As members of Congress schedule a Tuesday hearing on health care reforms, Massachusetts advocates are watching to see if a Wednesday deadline will advance single-payer legislation at the state level.
The Health Care Funding Committee has until Wednesday to act on the bills it received through the end of February, deciding whether individual bills will progress through the legislative process or hit deadlock. A third option that legislators often exercise on controversial bills is an extension order that gives a committee more time to report on particular bills, although time is running out for House action and of the Senate.
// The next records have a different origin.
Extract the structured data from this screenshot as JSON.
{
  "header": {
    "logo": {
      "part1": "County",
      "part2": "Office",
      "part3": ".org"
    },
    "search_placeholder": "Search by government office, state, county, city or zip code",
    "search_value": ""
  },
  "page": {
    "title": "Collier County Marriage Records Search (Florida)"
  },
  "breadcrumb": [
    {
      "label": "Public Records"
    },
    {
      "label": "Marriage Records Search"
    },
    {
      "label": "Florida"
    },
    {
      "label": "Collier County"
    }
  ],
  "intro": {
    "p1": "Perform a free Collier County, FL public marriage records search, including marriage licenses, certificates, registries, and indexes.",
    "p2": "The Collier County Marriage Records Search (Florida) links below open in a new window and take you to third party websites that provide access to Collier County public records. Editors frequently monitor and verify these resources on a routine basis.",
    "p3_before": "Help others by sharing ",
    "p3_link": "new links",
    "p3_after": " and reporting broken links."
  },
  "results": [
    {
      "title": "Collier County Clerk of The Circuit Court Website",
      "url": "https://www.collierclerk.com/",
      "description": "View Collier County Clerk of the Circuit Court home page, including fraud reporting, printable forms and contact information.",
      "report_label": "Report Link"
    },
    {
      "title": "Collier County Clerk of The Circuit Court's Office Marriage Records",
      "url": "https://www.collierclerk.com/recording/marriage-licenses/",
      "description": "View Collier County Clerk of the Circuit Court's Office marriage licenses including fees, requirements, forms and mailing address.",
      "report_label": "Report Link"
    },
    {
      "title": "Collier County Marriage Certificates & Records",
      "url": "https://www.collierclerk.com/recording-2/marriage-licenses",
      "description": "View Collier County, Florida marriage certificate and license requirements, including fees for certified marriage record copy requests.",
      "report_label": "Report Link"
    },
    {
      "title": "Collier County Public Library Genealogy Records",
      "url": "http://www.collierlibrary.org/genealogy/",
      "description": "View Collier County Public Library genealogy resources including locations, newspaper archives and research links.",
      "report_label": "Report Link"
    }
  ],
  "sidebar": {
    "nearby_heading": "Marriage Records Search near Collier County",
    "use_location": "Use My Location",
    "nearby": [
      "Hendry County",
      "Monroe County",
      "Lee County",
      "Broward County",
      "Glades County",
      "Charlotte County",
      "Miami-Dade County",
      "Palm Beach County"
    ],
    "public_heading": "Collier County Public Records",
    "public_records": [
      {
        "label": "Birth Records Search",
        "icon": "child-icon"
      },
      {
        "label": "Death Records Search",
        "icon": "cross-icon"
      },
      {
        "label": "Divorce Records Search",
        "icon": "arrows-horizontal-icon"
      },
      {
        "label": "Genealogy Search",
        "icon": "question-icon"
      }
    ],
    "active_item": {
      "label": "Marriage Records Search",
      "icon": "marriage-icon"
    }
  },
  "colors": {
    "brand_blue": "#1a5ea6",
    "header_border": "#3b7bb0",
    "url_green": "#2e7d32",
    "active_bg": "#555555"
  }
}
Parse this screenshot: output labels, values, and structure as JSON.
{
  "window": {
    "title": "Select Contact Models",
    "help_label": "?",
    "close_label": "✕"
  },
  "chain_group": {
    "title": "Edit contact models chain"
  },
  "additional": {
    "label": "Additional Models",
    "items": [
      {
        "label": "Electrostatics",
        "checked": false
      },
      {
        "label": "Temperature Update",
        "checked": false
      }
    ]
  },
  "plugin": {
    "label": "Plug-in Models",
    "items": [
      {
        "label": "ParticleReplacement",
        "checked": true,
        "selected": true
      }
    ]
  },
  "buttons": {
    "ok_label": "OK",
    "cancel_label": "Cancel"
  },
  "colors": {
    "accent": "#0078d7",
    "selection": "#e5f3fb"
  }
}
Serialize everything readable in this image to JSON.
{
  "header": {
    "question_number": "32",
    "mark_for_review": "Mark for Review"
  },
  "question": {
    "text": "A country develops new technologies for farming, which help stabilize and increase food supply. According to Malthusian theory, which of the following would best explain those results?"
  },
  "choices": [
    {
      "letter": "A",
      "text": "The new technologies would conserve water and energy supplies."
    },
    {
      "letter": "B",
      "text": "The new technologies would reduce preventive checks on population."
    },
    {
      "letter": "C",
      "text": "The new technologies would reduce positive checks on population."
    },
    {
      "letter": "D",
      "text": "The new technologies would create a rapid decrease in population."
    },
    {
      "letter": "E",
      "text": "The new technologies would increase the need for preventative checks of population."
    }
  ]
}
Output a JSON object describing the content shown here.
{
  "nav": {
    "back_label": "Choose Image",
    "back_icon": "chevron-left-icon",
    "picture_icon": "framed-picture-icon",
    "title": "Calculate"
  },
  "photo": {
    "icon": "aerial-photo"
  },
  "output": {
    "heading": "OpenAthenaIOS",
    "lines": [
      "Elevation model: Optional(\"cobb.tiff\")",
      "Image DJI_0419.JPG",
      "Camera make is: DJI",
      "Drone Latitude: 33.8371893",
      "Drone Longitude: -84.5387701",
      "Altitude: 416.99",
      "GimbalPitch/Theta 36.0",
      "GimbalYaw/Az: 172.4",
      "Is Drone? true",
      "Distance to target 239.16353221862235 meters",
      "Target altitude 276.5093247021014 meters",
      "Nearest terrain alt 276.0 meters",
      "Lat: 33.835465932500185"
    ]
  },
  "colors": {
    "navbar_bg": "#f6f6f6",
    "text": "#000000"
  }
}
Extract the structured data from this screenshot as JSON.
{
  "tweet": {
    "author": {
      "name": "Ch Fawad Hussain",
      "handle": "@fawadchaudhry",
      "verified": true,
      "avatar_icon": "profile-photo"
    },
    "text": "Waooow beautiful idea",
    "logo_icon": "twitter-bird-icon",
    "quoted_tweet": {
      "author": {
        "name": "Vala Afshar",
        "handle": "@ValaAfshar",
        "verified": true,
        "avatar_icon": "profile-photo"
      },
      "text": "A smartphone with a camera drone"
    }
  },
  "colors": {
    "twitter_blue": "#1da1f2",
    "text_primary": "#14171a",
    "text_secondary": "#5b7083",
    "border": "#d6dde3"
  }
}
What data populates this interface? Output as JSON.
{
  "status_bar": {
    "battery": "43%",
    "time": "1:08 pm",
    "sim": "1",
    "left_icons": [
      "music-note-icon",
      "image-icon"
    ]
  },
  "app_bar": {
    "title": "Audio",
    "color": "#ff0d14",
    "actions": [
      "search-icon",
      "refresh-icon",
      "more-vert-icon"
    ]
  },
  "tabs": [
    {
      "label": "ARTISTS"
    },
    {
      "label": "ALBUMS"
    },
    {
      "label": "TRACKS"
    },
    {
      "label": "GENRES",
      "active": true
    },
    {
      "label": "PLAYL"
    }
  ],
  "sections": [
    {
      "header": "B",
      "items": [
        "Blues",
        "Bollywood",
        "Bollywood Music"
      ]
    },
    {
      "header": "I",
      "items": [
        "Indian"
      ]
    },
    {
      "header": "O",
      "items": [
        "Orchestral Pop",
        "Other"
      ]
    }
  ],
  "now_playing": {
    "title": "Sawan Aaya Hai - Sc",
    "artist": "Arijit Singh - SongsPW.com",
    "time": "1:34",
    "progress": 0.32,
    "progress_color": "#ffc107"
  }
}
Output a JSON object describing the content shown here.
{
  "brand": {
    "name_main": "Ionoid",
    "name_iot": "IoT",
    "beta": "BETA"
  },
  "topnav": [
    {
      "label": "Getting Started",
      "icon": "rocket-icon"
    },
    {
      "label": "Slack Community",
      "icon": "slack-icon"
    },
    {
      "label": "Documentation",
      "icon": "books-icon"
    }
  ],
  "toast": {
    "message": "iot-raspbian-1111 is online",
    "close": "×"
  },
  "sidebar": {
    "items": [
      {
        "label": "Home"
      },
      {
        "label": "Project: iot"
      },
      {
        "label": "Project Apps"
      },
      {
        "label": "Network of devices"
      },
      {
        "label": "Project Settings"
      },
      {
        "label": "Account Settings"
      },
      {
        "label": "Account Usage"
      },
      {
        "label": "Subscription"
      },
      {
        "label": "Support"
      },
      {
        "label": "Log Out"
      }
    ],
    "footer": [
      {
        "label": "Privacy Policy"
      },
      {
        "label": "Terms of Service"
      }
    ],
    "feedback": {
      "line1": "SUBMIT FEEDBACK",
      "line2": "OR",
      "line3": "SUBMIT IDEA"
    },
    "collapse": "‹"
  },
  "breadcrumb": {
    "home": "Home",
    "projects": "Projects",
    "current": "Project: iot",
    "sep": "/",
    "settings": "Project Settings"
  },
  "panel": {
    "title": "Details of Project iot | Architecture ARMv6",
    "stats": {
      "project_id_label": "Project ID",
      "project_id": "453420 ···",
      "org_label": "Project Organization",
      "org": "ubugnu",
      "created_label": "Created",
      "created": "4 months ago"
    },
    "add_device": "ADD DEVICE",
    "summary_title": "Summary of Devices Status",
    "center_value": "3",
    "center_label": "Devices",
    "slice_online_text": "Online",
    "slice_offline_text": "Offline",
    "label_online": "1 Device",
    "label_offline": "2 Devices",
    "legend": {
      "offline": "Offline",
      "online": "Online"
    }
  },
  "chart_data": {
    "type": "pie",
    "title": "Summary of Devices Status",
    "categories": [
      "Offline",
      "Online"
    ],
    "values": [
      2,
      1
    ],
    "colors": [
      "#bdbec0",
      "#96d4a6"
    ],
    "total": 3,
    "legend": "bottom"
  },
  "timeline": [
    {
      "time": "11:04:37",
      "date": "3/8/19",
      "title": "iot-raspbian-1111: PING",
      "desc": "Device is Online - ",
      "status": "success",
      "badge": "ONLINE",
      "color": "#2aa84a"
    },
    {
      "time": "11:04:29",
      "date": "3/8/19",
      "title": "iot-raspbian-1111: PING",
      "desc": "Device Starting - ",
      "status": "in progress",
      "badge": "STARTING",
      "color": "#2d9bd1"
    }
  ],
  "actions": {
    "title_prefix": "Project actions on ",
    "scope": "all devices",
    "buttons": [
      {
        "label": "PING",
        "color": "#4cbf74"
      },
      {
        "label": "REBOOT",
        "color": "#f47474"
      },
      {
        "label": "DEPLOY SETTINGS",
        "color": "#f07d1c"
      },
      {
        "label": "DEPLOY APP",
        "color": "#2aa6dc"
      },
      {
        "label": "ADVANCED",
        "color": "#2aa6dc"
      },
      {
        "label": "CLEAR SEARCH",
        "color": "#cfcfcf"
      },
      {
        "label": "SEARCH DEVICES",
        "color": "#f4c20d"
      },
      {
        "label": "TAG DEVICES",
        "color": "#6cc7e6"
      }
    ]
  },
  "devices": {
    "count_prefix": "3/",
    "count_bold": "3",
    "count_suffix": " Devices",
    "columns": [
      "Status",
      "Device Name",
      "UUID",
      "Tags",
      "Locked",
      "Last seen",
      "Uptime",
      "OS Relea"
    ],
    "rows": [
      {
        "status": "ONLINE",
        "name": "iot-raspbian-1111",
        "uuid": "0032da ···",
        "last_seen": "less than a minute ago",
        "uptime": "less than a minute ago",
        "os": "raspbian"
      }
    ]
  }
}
Formal legislative sessions end this year on July 31, the de facto deadline for advancing major bills.
The list of more than 270 bills remaining before the committee includes “Medicare for All” bills (S 766, H 1267) that would eliminate co-pays, deductibles and coinsurance and create a state trust fund to pay for Massachusetts health care. residents and non-residents who work here at least 20 hours a week.
Introduced by Sen. Jamie Eldridge, Rep. Denise Garlick and Rep. Lindsay Sabadosa, the bills propose to fund the trust with new taxes, which supporters say would replace the large sums currently being spent on bonuses and disbursements. costs.
As the reporting deadline nears, Mass-Care, the advocacy group for single-payer health care in Massachusetts, encouraged its supporters to call committee chairs, Senator Cindy Friedman and Rep. John Lawn, and ask them to report favorably on the bill. .
“A good 40% of the legislature co-sponsors the bill,” the group said in an email, noting that committee chairs have the final say on a bill’s progress. “Although we are still short of a majority, we believe the strong support for Medicare for All – among both lawmakers, and even more so among Commonwealth residents – warrants serious consideration of this legislation.”
Single-payer bills have been introduced for years, and while the number of lawmakers signing on to support them has grown over time, they haven’t gained enough ground to make it onto leaders’ priority lists. legislative.
Democrats wield supermajorities in every branch, and the state’s 2021 Democratic Party platform includes a line saying Democrats will fight for “high-quality, accessible health care for all through a program sponsored by single-payer government, like Medicare, because health care is a human right.”
For the past decade, the Health Care Funding Committee has killed Medicare for All bills almost every session by including them in study orders. Some of these orders came after several time extensions. In 2020, single-payer bills and other legislation before the committee died amid a row between the House and Senate over extensions in the committee.
This year’s bills have 74 co-sponsors, including 16 from the 40-seat Senate and 58 from the 160-seat House. Mass-Care said 12 of the 20 members of the Health Care Financing Committee had signed the bill. The presidents, Democrats Friedman of Arlington and Lawn of Watertown, are not among them.
Lawn and Friedman asked supporters about the details of the bill during a hearing in October, in which representatives of the insurance industry testified in opposition and funders briefed lawmakers on the difficulties. faced when trying to access and pay for health care.
At the federal level, the U.S. House Committee on Oversight and Reform has scheduled a hearing Tuesday “examining pathways to universal health coverage.” The committee, chaired by Rep. Carolyn Maloney, D-New York, plans to assess how lack of insurance and underinsurance affect health outcomes and evaluate reforms such as health insurance legislation. disease for all.
The 9 a.m. hearing will be broadcast live.